__Task requirements__.
Return the lines below that contain the word "general".

__Exercise inputs__.
════════

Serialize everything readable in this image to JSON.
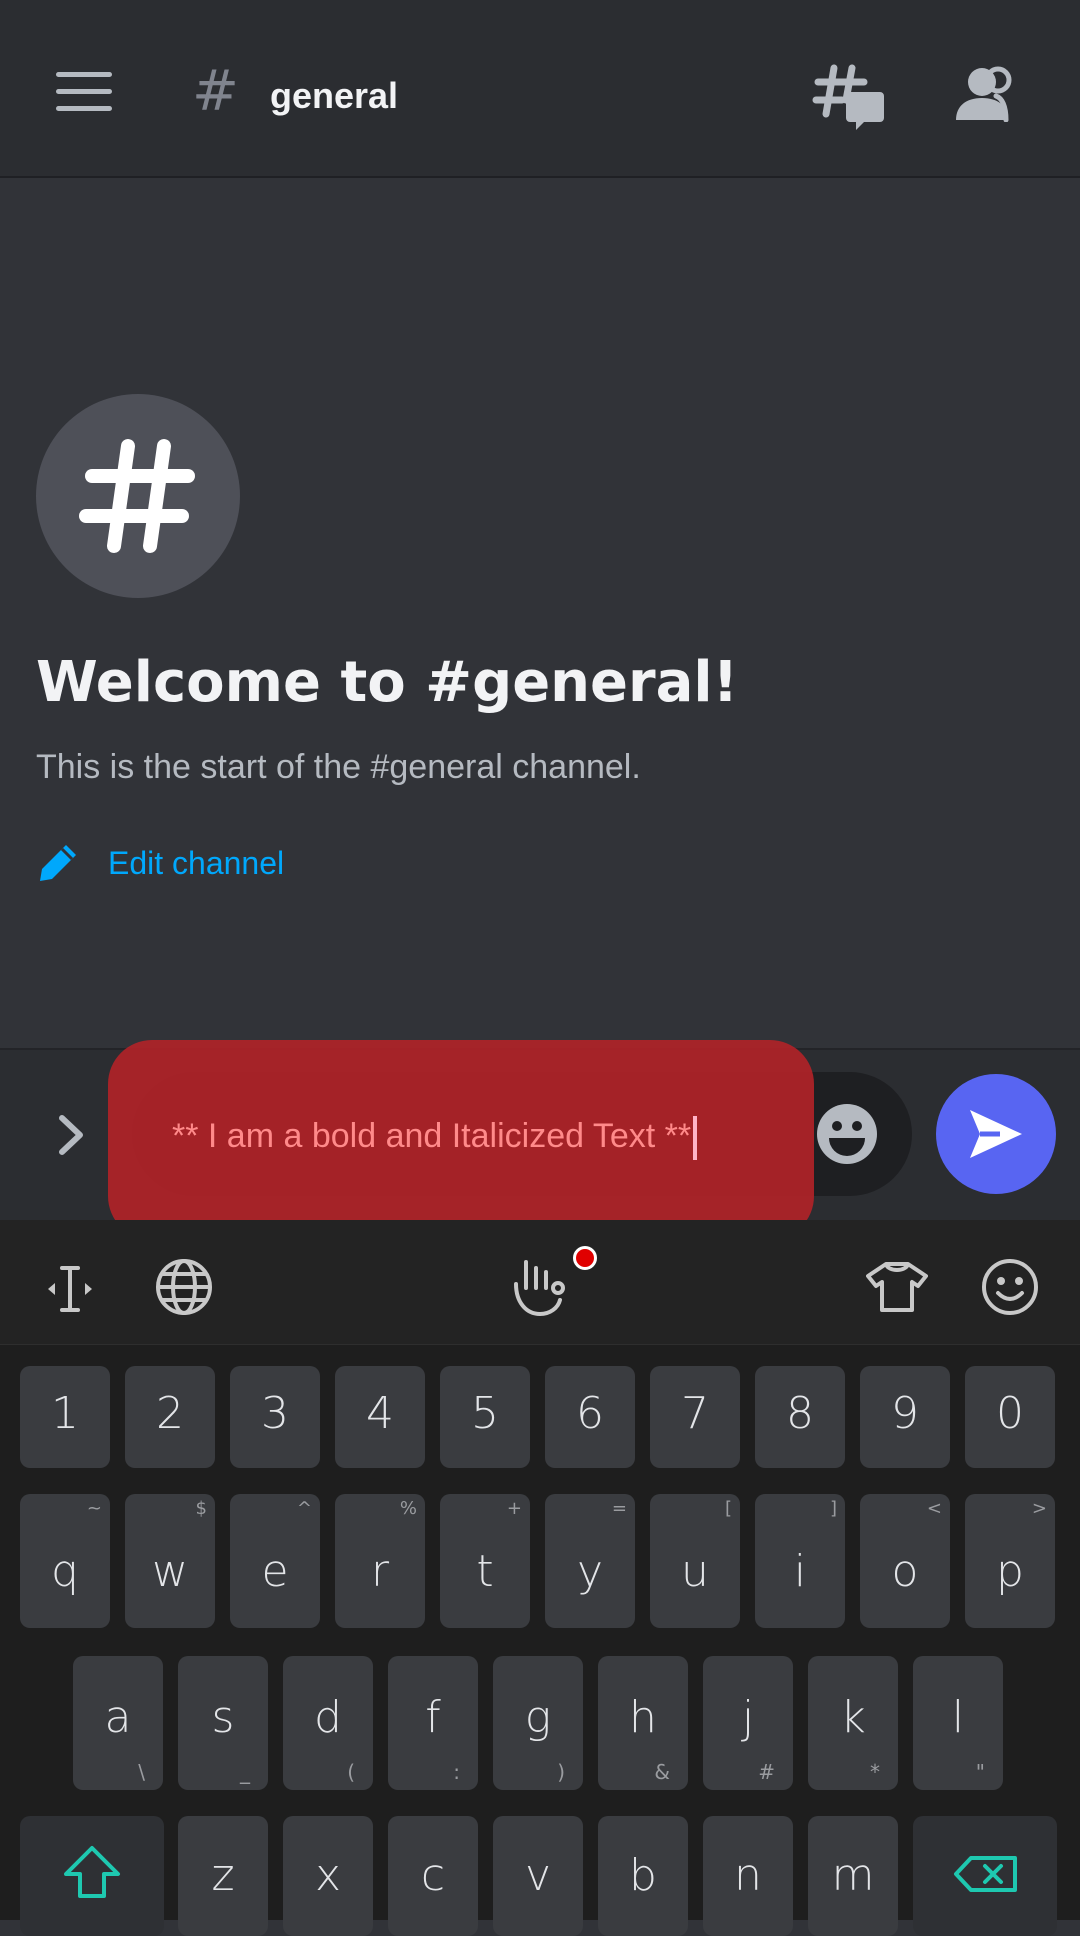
{
  "header": {
    "channel_name": "general",
    "hash_symbol": "#"
  },
  "welcome": {
    "avatar_symbol": "#",
    "title": "Welcome to #general!",
    "subtitle": "This is the start of the #general channel.",
    "edit_channel_label": "Edit channel"
  },
  "composer": {
    "input_value": "** I am a bold and Italicized Text **"
  },
  "keyboard": {
    "number_row": [
      "1",
      "2",
      "3",
      "4",
      "5",
      "6",
      "7",
      "8",
      "9",
      "0"
    ],
    "row1": [
      {
        "key": "q",
        "alt": "~"
      },
      {
        "key": "w",
        "alt": "$"
      },
      {
        "key": "e",
        "alt": "^"
      },
      {
        "key": "r",
        "alt": "%"
      },
      {
        "key": "t",
        "alt": "+"
      },
      {
        "key": "y",
        "alt": "="
      },
      {
        "key": "u",
        "alt": "["
      },
      {
        "key": "i",
        "alt": "]"
      },
      {
        "key": "o",
        "alt": "<"
      },
      {
        "key": "p",
        "alt": ">"
      }
    ],
    "row2": [
      {
        "key": "a",
        "alt": "\\"
      },
      {
        "key": "s",
        "alt": "_"
      },
      {
        "key": "d",
        "alt": "("
      },
      {
        "key": "f",
        "alt": ":"
      },
      {
        "key": "g",
        "alt": ")"
      },
      {
        "key": "h",
        "alt": "&"
      },
      {
        "key": "j",
        "alt": "#"
      },
      {
        "key": "k",
        "alt": "*"
      },
      {
        "key": "l",
        "alt": "\""
      }
    ],
    "row3": [
      {
        "key": "z",
        "alt": ""
      },
      {
        "key": "x",
        "alt": ""
      },
      {
        "key": "c",
        "alt": ""
      },
      {
        "key": "v",
        "alt": ""
      },
      {
        "key": "b",
        "alt": ""
      },
      {
        "key": "n",
        "alt": ""
      },
      {
        "key": "m",
        "alt": ""
      }
    ]
  },
  "colors": {
    "background": "#313338",
    "accent_blue": "#5865f2",
    "link_blue": "#00a8fc",
    "highlight_red": "#b22228"
  }
}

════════

__Answer to the exercise__.
    "channel_name": "general",
    "title": "Welcome to #general!",
    "subtitle": "This is the start of the #general channel.",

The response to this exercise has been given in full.